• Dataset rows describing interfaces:
+++
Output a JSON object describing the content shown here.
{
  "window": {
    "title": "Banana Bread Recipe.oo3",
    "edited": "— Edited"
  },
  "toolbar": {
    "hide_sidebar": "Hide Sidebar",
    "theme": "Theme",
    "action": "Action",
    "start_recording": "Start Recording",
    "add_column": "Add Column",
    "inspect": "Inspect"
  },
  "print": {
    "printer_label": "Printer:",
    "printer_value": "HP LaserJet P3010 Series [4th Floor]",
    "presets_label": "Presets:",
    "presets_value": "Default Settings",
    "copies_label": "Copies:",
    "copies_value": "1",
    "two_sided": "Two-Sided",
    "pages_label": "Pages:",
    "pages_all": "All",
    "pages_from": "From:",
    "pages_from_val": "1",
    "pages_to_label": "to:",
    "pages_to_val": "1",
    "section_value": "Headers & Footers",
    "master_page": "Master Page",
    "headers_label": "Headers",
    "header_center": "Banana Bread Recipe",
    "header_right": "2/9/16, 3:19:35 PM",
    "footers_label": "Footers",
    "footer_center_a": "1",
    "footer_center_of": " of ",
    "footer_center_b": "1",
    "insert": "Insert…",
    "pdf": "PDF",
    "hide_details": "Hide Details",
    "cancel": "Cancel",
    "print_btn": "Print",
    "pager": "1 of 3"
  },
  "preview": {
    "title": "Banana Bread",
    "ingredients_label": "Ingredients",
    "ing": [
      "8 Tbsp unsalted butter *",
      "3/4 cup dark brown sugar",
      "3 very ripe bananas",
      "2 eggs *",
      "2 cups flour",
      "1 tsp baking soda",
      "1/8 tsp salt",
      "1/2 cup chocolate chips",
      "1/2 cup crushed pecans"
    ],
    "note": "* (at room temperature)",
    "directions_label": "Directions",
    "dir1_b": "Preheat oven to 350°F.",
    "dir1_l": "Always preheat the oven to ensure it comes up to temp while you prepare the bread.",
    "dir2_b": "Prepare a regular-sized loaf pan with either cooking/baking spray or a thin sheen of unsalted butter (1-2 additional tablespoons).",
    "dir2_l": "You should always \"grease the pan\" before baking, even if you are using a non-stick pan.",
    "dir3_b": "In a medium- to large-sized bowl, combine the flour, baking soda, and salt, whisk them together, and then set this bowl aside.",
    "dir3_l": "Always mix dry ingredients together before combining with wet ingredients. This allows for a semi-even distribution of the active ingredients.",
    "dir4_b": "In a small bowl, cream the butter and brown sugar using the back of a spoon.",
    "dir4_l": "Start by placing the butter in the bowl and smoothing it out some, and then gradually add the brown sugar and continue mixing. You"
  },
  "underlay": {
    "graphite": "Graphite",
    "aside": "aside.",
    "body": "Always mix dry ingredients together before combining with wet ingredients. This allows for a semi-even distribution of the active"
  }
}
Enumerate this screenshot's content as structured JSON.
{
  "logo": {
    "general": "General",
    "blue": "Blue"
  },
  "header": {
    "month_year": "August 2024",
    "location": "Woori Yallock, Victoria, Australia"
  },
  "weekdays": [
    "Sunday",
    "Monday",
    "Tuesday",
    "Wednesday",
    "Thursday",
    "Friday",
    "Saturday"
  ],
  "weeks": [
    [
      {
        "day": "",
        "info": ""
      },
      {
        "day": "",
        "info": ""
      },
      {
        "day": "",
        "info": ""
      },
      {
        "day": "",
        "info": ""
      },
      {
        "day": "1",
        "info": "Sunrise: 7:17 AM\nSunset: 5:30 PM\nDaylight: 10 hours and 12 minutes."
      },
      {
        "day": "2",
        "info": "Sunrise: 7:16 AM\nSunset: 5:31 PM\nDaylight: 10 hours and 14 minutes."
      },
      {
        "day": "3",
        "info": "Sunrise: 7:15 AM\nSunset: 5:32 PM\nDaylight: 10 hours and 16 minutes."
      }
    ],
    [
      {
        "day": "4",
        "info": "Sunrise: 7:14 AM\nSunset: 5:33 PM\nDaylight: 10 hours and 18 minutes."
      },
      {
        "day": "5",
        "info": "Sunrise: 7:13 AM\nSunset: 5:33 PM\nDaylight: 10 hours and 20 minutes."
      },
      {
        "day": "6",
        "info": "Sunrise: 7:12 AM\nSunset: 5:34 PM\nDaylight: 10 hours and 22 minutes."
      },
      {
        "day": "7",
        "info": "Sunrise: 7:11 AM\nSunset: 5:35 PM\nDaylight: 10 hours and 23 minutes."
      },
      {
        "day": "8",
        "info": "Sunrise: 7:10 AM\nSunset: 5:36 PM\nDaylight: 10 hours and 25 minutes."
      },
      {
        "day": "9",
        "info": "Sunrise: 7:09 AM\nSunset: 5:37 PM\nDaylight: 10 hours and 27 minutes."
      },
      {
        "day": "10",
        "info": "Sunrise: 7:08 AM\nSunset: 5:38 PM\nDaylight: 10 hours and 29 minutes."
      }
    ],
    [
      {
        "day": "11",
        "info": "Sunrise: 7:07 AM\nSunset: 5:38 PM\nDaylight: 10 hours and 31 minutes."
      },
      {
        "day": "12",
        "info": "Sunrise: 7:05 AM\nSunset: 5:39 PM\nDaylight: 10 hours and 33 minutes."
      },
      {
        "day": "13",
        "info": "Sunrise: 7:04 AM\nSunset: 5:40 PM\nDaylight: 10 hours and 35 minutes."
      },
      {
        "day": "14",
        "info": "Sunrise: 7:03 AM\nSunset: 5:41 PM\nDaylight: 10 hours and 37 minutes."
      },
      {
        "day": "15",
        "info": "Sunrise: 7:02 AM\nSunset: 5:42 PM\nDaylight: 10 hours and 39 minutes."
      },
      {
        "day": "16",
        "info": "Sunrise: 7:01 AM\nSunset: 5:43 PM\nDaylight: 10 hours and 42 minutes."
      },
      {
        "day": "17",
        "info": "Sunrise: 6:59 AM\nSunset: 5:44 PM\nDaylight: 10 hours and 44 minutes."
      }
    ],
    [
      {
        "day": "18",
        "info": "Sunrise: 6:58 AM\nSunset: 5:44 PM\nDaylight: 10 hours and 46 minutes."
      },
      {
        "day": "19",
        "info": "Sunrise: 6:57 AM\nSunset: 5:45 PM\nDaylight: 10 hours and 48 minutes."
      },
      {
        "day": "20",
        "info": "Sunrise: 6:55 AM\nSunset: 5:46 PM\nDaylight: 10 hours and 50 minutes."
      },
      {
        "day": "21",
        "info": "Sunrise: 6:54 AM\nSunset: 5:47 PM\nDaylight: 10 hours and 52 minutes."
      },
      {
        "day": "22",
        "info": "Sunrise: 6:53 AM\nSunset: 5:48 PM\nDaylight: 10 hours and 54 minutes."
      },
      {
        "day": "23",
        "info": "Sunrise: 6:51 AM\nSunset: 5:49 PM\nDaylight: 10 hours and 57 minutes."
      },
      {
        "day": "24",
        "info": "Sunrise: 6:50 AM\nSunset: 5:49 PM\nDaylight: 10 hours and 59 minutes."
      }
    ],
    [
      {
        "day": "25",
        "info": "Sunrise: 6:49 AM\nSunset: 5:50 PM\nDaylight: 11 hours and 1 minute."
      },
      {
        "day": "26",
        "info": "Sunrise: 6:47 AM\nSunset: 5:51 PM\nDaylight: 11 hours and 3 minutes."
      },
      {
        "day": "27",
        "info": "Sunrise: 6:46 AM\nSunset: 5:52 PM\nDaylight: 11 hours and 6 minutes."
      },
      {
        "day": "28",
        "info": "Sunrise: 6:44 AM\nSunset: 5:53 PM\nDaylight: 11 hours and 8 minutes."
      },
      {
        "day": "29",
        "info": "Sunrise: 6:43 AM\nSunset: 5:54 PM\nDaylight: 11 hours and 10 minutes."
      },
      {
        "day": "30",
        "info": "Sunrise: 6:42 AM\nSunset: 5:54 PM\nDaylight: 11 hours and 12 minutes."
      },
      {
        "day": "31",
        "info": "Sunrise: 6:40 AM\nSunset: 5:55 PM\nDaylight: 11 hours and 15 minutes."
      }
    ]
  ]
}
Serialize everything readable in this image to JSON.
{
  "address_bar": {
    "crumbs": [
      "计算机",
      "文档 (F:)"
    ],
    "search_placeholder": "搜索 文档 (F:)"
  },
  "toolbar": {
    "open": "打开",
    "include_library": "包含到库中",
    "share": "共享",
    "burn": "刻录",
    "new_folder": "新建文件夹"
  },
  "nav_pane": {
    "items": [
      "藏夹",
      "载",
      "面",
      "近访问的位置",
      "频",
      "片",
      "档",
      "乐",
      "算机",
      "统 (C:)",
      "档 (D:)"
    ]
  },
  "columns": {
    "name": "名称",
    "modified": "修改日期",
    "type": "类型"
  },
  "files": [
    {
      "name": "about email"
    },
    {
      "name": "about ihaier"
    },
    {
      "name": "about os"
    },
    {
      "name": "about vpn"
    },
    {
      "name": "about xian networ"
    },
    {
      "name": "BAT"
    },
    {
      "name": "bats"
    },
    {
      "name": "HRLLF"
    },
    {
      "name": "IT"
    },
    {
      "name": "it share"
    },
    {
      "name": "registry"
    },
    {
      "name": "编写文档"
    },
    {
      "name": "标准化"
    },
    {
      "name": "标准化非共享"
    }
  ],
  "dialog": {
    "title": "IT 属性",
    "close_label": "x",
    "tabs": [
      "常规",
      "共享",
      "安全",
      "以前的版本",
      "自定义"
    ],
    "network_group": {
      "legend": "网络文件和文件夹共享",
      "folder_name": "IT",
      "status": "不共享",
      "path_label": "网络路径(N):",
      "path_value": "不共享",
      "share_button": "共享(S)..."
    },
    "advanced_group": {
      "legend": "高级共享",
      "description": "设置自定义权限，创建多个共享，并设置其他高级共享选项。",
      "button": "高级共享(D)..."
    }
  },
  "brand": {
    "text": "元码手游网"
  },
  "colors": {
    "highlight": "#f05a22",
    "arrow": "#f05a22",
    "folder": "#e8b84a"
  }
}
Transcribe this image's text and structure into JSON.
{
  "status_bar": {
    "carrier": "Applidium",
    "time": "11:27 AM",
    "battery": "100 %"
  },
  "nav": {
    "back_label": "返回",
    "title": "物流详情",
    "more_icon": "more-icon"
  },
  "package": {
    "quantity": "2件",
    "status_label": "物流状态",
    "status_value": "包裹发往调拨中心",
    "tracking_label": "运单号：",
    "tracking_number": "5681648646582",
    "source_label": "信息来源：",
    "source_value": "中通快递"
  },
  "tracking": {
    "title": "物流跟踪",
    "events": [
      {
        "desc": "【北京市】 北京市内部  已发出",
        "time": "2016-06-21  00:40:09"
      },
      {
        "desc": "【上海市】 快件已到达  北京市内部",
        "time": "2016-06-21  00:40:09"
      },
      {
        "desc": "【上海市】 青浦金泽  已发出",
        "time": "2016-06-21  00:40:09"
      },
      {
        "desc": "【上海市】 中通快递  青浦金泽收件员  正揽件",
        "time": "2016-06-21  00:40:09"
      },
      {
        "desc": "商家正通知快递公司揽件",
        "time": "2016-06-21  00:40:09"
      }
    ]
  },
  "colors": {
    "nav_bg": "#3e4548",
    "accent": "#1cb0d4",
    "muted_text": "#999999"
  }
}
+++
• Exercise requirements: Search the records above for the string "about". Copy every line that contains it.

• Expected output:
      "name": "about email"
      "name": "about ihaier"
      "name": "about os"
      "name": "about vpn"
      "name": "about xian networ"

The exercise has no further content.